BAYONNE – The final public hearing held by the state Assembly Judiciary Committee in Bayonne before a Superior Court judge begins the process of rendering a final judgment on the state’s proposed $225 million settlement pertaining to lawsuits first brought by New Jersey against Exxon Mobil regarding pollution at several Garden State sites drew rancor from politicians, environmental advocates and members of the public alike on Wednesday.
State Senator Ray Lesniak (D-20) continued to take public umbrage at the state’s proposed $225 million settlement pertaining to lawsuits which were first brought by the state against Exxon in 2004 for natural resource damages at Linden, Bayonne and other New Jersey oil refineries and sites. The settlement number is far short of the original target goal of $8.9 billion in environmental damages.
“The consent judgment between the New Jersey Department of Environmental Protection (DEP) and the Exxon Mobil corporation is not fair, reasonable or adequate based on the evidence at the trial,” said Lesniak, who grew up in the Bayway section of Elizabeth, one of the areas most profoundly affected by pollution allegedly created by Exxon Mobil practices. “The lack of an adequate assessment of damages at the facilities which were not litigated, but released from natural resource damage liability, and the misleading, deceptive and untruthful statements made by state representatives call into the question the settlement negotiations between the parties.”
Lesniak, a potential Democratic gubernatorial candidate in 2017, noted during his testimony before the committee that he plans to file more than 22,000 signatures from New Jersey residents who signed a petition calling for the rejection of the proposed settlement.
“When you look at the scope and level of this deal, you get to see the magnitude of the sellout that it really is,” added Jeff Tittel, director of the New Jersey chapter of the Sierra Club, a national environmental advocacy organization. “If [Gov. Chris Christie] was Pinocchio, and with what this administration is saying, his nose would be in San Diego heading somewhere toward Hawaii right now.”
Christie has defended the agreement as a “good settlement,” pointing out the lack of a cap on the cleanup payment amount, as well as that the proposed $225 million settlement is the largest natural resource damages payment by a single corporate defendant in New Jersey history.
State Superior Court Judge Michael Hogan will consider whether to approve the settlement after the 60-day public comment period closes on Friday. There is no definitive timeline for a judgment. State Assembly Judiciary Committee Chairman John McKeon (D-27) indicated that it could take up to 90 days.
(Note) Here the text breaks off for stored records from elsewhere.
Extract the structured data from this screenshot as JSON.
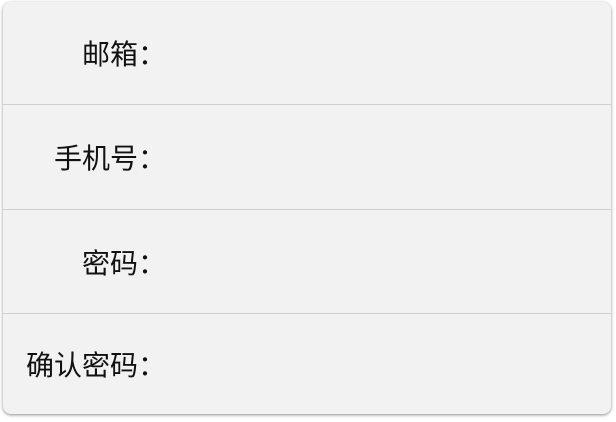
{
  "form": {
    "fields": [
      {
        "label": "邮箱：",
        "value": ""
      },
      {
        "label": "手机号：",
        "value": ""
      },
      {
        "label": "密码：",
        "value": ""
      },
      {
        "label": "确认密码：",
        "value": ""
      }
    ]
  }
}
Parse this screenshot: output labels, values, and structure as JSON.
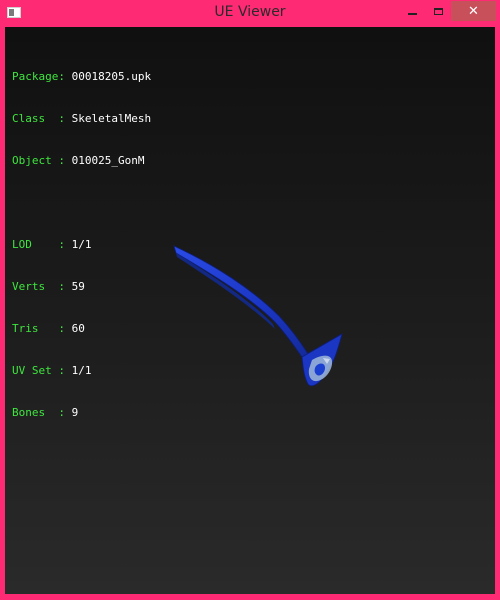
{
  "window": {
    "title": "UE Viewer",
    "close_glyph": "✕",
    "icons": {
      "app": "app-icon",
      "minimize": "minimize-icon",
      "maximize": "maximize-icon",
      "close": "close-icon"
    },
    "colors": {
      "frame": "#ff2a74",
      "close_button": "#c7505a"
    }
  },
  "info": {
    "package": {
      "label": "Package:",
      "value": "00018205.upk"
    },
    "class": {
      "label": "Class  :",
      "value": "SkeletalMesh"
    },
    "object": {
      "label": "Object :",
      "value": "010025_GonM"
    },
    "lod": {
      "label": "LOD    :",
      "value": "1/1"
    },
    "verts": {
      "label": "Verts  :",
      "value": "59"
    },
    "tris": {
      "label": "Tris   :",
      "value": "60"
    },
    "uvset": {
      "label": "UV Set :",
      "value": "1/1"
    },
    "bones": {
      "label": "Bones  :",
      "value": "9"
    },
    "colors": {
      "label": "#3ee63e",
      "value": "#ffffff"
    }
  },
  "mesh": {
    "name": "skeletal-mesh",
    "color": "#1f3fd0"
  }
}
Various Bayonne residents who testified at the committee hearing rendered their own judgments about the proposed settlement.
“I’m here today because Exxon has provided me and my family a roof over our heads, put clothes on my back and food for our growth,” said Evelyn Sabol, 79, of Bayonne, the child of Slovak immigrants whose father worked for the company. “When I read that Exxon was going to be fined $9 billion, I considered it a shakedown.”
But Michael Ruscigno, a longtime Bayonne resident who is active in the Bayonne Nature Club, thinks that the judge should shake up the corporation that he believes deleteriously shook up the environmental balance of Bayonne.
“Exxon should not be given the right to walk away,” Ruscigno said to applause from the crowd of about 25 people present. “This deal stinks as bad as the bank vaults in Hell where Exxon Mobil keeps their money. You must say no to this deal, and yes to the people of Bayonne and yes to the people of New Jersey.”